  16. ^ Ordnance Survey (2005). OS Explorer Map 155 – Bristol & Bath. ISBN 0-319-23609-9.

External links
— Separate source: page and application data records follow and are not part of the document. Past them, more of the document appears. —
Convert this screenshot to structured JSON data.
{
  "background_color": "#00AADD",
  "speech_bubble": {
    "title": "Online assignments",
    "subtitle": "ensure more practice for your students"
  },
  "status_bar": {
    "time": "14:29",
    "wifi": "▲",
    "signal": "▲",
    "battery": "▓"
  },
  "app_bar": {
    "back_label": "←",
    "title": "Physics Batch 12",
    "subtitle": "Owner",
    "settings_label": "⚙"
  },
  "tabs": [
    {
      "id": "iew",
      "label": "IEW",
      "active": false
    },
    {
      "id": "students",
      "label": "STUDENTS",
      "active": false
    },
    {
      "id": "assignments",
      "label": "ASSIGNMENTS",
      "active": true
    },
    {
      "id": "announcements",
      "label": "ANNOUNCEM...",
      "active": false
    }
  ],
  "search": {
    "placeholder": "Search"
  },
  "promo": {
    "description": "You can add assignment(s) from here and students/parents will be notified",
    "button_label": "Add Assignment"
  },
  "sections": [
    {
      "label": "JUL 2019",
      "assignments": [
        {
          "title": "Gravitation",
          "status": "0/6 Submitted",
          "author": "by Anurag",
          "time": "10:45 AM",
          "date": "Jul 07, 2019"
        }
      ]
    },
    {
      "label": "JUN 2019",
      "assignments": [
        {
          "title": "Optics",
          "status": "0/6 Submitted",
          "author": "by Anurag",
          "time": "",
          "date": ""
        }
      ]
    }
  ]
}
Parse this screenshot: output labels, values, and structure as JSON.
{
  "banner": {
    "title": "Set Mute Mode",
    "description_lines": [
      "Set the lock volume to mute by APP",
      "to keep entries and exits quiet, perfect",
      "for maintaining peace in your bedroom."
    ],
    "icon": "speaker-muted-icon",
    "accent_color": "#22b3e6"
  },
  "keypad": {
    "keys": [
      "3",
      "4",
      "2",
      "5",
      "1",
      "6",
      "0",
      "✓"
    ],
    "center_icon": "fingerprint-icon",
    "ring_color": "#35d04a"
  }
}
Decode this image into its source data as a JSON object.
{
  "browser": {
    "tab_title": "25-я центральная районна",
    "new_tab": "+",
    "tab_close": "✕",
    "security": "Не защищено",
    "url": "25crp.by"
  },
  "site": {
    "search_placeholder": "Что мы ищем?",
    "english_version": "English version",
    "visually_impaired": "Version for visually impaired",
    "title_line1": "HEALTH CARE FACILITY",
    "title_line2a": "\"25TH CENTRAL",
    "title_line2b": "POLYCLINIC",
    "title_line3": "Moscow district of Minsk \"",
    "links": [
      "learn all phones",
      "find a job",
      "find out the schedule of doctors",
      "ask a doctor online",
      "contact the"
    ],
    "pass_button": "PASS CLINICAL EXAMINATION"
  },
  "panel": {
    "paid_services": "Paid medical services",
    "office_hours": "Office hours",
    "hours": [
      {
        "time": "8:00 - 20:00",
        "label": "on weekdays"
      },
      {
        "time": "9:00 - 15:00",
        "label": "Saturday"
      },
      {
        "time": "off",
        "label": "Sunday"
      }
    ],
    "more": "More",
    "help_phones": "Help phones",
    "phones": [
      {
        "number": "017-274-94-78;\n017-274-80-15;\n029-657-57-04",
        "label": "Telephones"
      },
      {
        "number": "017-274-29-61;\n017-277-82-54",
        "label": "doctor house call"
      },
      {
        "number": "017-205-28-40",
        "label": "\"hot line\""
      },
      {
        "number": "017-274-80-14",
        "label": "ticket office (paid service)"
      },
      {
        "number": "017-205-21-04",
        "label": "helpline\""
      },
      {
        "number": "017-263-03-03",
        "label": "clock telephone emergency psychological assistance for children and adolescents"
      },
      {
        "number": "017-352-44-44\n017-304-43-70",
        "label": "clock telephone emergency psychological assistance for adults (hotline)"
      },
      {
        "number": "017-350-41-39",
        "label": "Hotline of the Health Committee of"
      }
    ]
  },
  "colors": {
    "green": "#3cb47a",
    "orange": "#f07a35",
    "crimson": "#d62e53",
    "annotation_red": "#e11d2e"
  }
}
  • Bristol Neighbourhoods at DMOZ
  • BID Clifton Village – Non profit making organisation whose aim is to promote and celebrate the unique character of Clifton
This article was sourced from Creative Commons Attribution-ShareAlike License; additional terms may apply. World Heritage Encyclopedia content is assembled from numerous content providers, Open Access Publishing, and in compliance with The Fair Access to Science and Technology Research Act (FASTR), Wikimedia Foundation, Inc., Public Library of Science, The Encyclopedia of Life, Open Book Publishers (OBP), PubMed, U.S. National Library of Medicine, National Center for Biotechnology Information, U.S. National Library of Medicine, National Institutes of Health (NIH), U.S. Department of Health & Human Services, and USA.gov, which sources content from all federal, state, local, tribal, and territorial government publication portals (.gov, .mil, .edu). Funding for USA.gov and content contributors is made possible from the U.S. Congress, E-Government Act of 2002.
 
Crowd sourced content that is contributed to World Heritage Encyclopedia is peer reviewed and edited by our editorial staff to ensure quality scholarly research articles.
 
By using this site, you agree to the Terms of Use and Privacy Policy. World Heritage Encyclopedia™ is a registered trademark of the World Public Library Association, a non-profit organization.
 



Copyright © World Library Foundation. All rights reserved. eBooks from World eBook Library are sponsored by the World Library Foundation,
a 501c(4) Member's Support Non-Profit Organization, and is NOT affiliated with any governmental agency or department.